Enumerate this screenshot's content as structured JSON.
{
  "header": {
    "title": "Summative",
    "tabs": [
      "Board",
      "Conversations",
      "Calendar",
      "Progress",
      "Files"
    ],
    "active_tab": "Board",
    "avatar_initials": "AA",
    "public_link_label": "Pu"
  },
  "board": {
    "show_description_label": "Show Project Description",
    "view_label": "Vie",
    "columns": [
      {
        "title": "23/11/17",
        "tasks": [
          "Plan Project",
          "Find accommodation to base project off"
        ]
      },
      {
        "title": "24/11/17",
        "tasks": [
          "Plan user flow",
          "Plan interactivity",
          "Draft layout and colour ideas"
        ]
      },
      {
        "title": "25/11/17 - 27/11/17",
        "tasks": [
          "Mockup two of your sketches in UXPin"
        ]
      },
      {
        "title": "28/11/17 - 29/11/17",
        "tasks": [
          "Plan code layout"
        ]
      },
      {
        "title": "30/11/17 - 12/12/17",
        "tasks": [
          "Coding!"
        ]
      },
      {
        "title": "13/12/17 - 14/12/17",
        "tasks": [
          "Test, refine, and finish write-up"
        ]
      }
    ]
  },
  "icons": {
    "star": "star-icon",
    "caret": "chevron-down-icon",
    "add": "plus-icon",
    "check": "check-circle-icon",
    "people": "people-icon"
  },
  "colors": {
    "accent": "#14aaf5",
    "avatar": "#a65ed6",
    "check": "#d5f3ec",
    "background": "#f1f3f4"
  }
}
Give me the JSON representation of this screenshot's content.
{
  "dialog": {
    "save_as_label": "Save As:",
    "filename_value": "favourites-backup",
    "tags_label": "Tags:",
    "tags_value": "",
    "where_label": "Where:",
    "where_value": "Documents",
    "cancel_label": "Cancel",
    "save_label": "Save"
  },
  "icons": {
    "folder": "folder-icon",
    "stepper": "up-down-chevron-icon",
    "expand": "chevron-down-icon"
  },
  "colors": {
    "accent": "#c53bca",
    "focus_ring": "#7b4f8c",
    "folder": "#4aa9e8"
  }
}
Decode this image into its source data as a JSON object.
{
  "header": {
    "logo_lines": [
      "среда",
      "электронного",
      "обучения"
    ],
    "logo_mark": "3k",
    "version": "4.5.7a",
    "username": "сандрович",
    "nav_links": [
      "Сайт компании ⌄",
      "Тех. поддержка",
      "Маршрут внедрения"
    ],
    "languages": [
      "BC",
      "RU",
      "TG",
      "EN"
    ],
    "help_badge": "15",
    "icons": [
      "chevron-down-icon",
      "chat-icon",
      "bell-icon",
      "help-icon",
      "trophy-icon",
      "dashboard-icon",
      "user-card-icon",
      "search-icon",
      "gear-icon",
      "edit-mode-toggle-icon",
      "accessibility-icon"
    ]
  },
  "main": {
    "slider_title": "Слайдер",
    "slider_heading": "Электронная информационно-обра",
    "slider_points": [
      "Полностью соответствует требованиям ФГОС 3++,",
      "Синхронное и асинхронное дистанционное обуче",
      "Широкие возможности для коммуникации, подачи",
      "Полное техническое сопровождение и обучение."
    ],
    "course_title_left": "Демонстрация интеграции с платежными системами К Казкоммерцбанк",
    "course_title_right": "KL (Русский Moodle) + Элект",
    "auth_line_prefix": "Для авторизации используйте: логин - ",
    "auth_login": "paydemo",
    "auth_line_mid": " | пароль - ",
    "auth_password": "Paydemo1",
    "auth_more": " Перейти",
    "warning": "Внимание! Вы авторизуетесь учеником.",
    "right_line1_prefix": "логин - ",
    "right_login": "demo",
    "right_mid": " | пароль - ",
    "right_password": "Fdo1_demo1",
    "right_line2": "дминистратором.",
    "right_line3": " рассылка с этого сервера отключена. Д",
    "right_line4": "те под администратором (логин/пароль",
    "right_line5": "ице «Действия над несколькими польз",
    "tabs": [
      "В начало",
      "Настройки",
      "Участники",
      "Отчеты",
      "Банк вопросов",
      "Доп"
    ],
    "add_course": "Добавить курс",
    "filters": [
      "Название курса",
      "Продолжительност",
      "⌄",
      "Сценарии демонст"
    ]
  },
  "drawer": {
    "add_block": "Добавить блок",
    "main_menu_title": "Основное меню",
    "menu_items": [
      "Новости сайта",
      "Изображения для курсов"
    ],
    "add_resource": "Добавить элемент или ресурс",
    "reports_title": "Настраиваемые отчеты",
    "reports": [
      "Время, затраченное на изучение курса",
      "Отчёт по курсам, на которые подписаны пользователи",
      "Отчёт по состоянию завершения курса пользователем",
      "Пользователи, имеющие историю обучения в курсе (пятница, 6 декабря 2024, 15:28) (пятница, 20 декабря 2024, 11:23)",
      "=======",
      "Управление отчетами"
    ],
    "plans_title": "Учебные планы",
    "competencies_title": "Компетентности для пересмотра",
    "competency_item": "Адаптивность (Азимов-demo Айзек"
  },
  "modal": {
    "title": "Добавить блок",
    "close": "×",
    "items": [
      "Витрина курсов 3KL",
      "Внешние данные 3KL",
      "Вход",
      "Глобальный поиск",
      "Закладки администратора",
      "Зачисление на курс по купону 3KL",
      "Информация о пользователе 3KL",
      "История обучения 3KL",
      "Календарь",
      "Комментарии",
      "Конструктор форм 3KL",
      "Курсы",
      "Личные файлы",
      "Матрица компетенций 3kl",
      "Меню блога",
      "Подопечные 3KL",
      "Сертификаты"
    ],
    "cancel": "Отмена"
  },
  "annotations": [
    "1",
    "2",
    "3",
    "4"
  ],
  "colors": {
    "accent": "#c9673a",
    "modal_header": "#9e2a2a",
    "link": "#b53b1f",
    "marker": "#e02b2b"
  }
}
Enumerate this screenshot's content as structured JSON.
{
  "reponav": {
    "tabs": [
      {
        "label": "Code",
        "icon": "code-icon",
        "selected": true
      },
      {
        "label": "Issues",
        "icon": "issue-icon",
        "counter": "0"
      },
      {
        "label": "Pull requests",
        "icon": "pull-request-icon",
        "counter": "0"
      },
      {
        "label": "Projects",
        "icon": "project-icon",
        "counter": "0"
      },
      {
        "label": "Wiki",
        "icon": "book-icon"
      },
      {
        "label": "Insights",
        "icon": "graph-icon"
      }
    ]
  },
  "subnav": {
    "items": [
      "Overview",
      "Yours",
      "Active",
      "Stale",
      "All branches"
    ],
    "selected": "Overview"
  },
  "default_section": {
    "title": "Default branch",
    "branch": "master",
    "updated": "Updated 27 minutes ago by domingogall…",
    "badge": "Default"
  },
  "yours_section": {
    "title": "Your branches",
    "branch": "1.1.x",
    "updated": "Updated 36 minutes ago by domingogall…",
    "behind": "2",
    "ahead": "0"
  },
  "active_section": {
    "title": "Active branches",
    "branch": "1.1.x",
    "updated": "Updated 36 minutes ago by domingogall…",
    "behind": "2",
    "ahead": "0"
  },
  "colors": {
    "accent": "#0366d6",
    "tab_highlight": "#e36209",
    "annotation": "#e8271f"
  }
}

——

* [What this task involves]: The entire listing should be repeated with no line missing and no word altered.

* [Exercise response]:
Enumerate this screenshot's content as structured JSON.
{
  "header": {
    "title": "Summative",
    "tabs": [
      "Board",
      "Conversations",
      "Calendar",
      "Progress",
      "Files"
    ],
    "active_tab": "Board",
    "avatar_initials": "AA",
    "public_link_label": "Pu"
  },
  "board": {
    "show_description_label": "Show Project Description",
    "view_label": "Vie",
    "columns": [
      {
        "title": "23/11/17",
        "tasks": [
          "Plan Project",
          "Find accommodation to base project off"
        ]
      },
      {
        "title": "24/11/17",
        "tasks": [
          "Plan user flow",
          "Plan interactivity",
          "Draft layout and colour ideas"
        ]
      },
      {
        "title": "25/11/17 - 27/11/17",
        "tasks": [
          "Mockup two of your sketches in UXPin"
        ]
      },
      {
        "title": "28/11/17 - 29/11/17",
        "tasks": [
          "Plan code layout"
        ]
      },
      {
        "title": "30/11/17 - 12/12/17",
        "tasks": [
          "Coding!"
        ]
      },
      {
        "title": "13/12/17 - 14/12/17",
        "tasks": [
          "Test, refine, and finish write-up"
        ]
      }
    ]
  },
  "icons": {
    "star": "star-icon",
    "caret": "chevron-down-icon",
    "add": "plus-icon",
    "check": "check-circle-icon",
    "people": "people-icon"
  },
  "colors": {
    "accent": "#14aaf5",
    "avatar": "#a65ed6",
    "check": "#d5f3ec",
    "background": "#f1f3f4"
  }
}
Give me the JSON representation of this screenshot's content.
{
  "dialog": {
    "save_as_label": "Save As:",
    "filename_value": "favourites-backup",
    "tags_label": "Tags:",
    "tags_value": "",
    "where_label": "Where:",
    "where_value": "Documents",
    "cancel_label": "Cancel",
    "save_label": "Save"
  },
  "icons": {
    "folder": "folder-icon",
    "stepper": "up-down-chevron-icon",
    "expand": "chevron-down-icon"
  },
  "colors": {
    "accent": "#c53bca",
    "focus_ring": "#7b4f8c",
    "folder": "#4aa9e8"
  }
}
Decode this image into its source data as a JSON object.
{
  "header": {
    "logo_lines": [
      "среда",
      "электронного",
      "обучения"
    ],
    "logo_mark": "3k",
    "version": "4.5.7a",
    "username": "сандрович",
    "nav_links": [
      "Сайт компании ⌄",
      "Тех. поддержка",
      "Маршрут внедрения"
    ],
    "languages": [
      "BC",
      "RU",
      "TG",
      "EN"
    ],
    "help_badge": "15",
    "icons": [
      "chevron-down-icon",
      "chat-icon",
      "bell-icon",
      "help-icon",
      "trophy-icon",
      "dashboard-icon",
      "user-card-icon",
      "search-icon",
      "gear-icon",
      "edit-mode-toggle-icon",
      "accessibility-icon"
    ]
  },
  "main": {
    "slider_title": "Слайдер",
    "slider_heading": "Электронная информационно-обра",
    "slider_points": [
      "Полностью соответствует требованиям ФГОС 3++,",
      "Синхронное и асинхронное дистанционное обуче",
      "Широкие возможности для коммуникации, подачи",
      "Полное техническое сопровождение и обучение."
    ],
    "course_title_left": "Демонстрация интеграции с платежными системами К Казкоммерцбанк",
    "course_title_right": "KL (Русский Moodle) + Элект",
    "auth_line_prefix": "Для авторизации используйте: логин - ",
    "auth_login": "paydemo",
    "auth_line_mid": " | пароль - ",
    "auth_password": "Paydemo1",
    "auth_more": " Перейти",
    "warning": "Внимание! Вы авторизуетесь учеником.",
    "right_line1_prefix": "логин - ",
    "right_login": "demo",
    "right_mid": " | пароль - ",
    "right_password": "Fdo1_demo1",
    "right_line2": "дминистратором.",
    "right_line3": " рассылка с этого сервера отключена. Д",
    "right_line4": "те под администратором (логин/пароль",
    "right_line5": "ице «Действия над несколькими польз",
    "tabs": [
      "В начало",
      "Настройки",
      "Участники",
      "Отчеты",
      "Банк вопросов",
      "Доп"
    ],
    "add_course": "Добавить курс",
    "filters": [
      "Название курса",
      "Продолжительност",
      "⌄",
      "Сценарии демонст"
    ]
  },
  "drawer": {
    "add_block": "Добавить блок",
    "main_menu_title": "Основное меню",
    "menu_items": [
      "Новости сайта",
      "Изображения для курсов"
    ],
    "add_resource": "Добавить элемент или ресурс",
    "reports_title": "Настраиваемые отчеты",
    "reports": [
      "Время, затраченное на изучение курса",
      "Отчёт по курсам, на которые подписаны пользователи",
      "Отчёт по состоянию завершения курса пользователем",
      "Пользователи, имеющие историю обучения в курсе (пятница, 6 декабря 2024, 15:28) (пятница, 20 декабря 2024, 11:23)",
      "=======",
      "Управление отчетами"
    ],
    "plans_title": "Учебные планы",
    "competencies_title": "Компетентности для пересмотра",
    "competency_item": "Адаптивность (Азимов-demo Айзек"
  },
  "modal": {
    "title": "Добавить блок",
    "close": "×",
    "items": [
      "Витрина курсов 3KL",
      "Внешние данные 3KL",
      "Вход",
      "Глобальный поиск",
      "Закладки администратора",
      "Зачисление на курс по купону 3KL",
      "Информация о пользователе 3KL",
      "История обучения 3KL",
      "Календарь",
      "Комментарии",
      "Конструктор форм 3KL",
      "Курсы",
      "Личные файлы",
      "Матрица компетенций 3kl",
      "Меню блога",
      "Подопечные 3KL",
      "Сертификаты"
    ],
    "cancel": "Отмена"
  },
  "annotations": [
    "1",
    "2",
    "3",
    "4"
  ],
  "colors": {
    "accent": "#c9673a",
    "modal_header": "#9e2a2a",
    "link": "#b53b1f",
    "marker": "#e02b2b"
  }
}
Enumerate this screenshot's content as structured JSON.
{
  "reponav": {
    "tabs": [
      {
        "label": "Code",
        "icon": "code-icon",
        "selected": true
      },
      {
        "label": "Issues",
        "icon": "issue-icon",
        "counter": "0"
      },
      {
        "label": "Pull requests",
        "icon": "pull-request-icon",
        "counter": "0"
      },
      {
        "label": "Projects",
        "icon": "project-icon",
        "counter": "0"
      },
      {
        "label": "Wiki",
        "icon": "book-icon"
      },
      {
        "label": "Insights",
        "icon": "graph-icon"
      }
    ]
  },
  "subnav": {
    "items": [
      "Overview",
      "Yours",
      "Active",
      "Stale",
      "All branches"
    ],
    "selected": "Overview"
  },
  "default_section": {
    "title": "Default branch",
    "branch": "master",
    "updated": "Updated 27 minutes ago by domingogall…",
    "badge": "Default"
  },
  "yours_section": {
    "title": "Your branches",
    "branch": "1.1.x",
    "updated": "Updated 36 minutes ago by domingogall…",
    "behind": "2",
    "ahead": "0"
  },
  "active_section": {
    "title": "Active branches",
    "branch": "1.1.x",
    "updated": "Updated 36 minutes ago by domingogall…",
    "behind": "2",
    "ahead": "0"
  },
  "colors": {
    "accent": "#0366d6",
    "tab_highlight": "#e36209",
    "annotation": "#e8271f"
  }
}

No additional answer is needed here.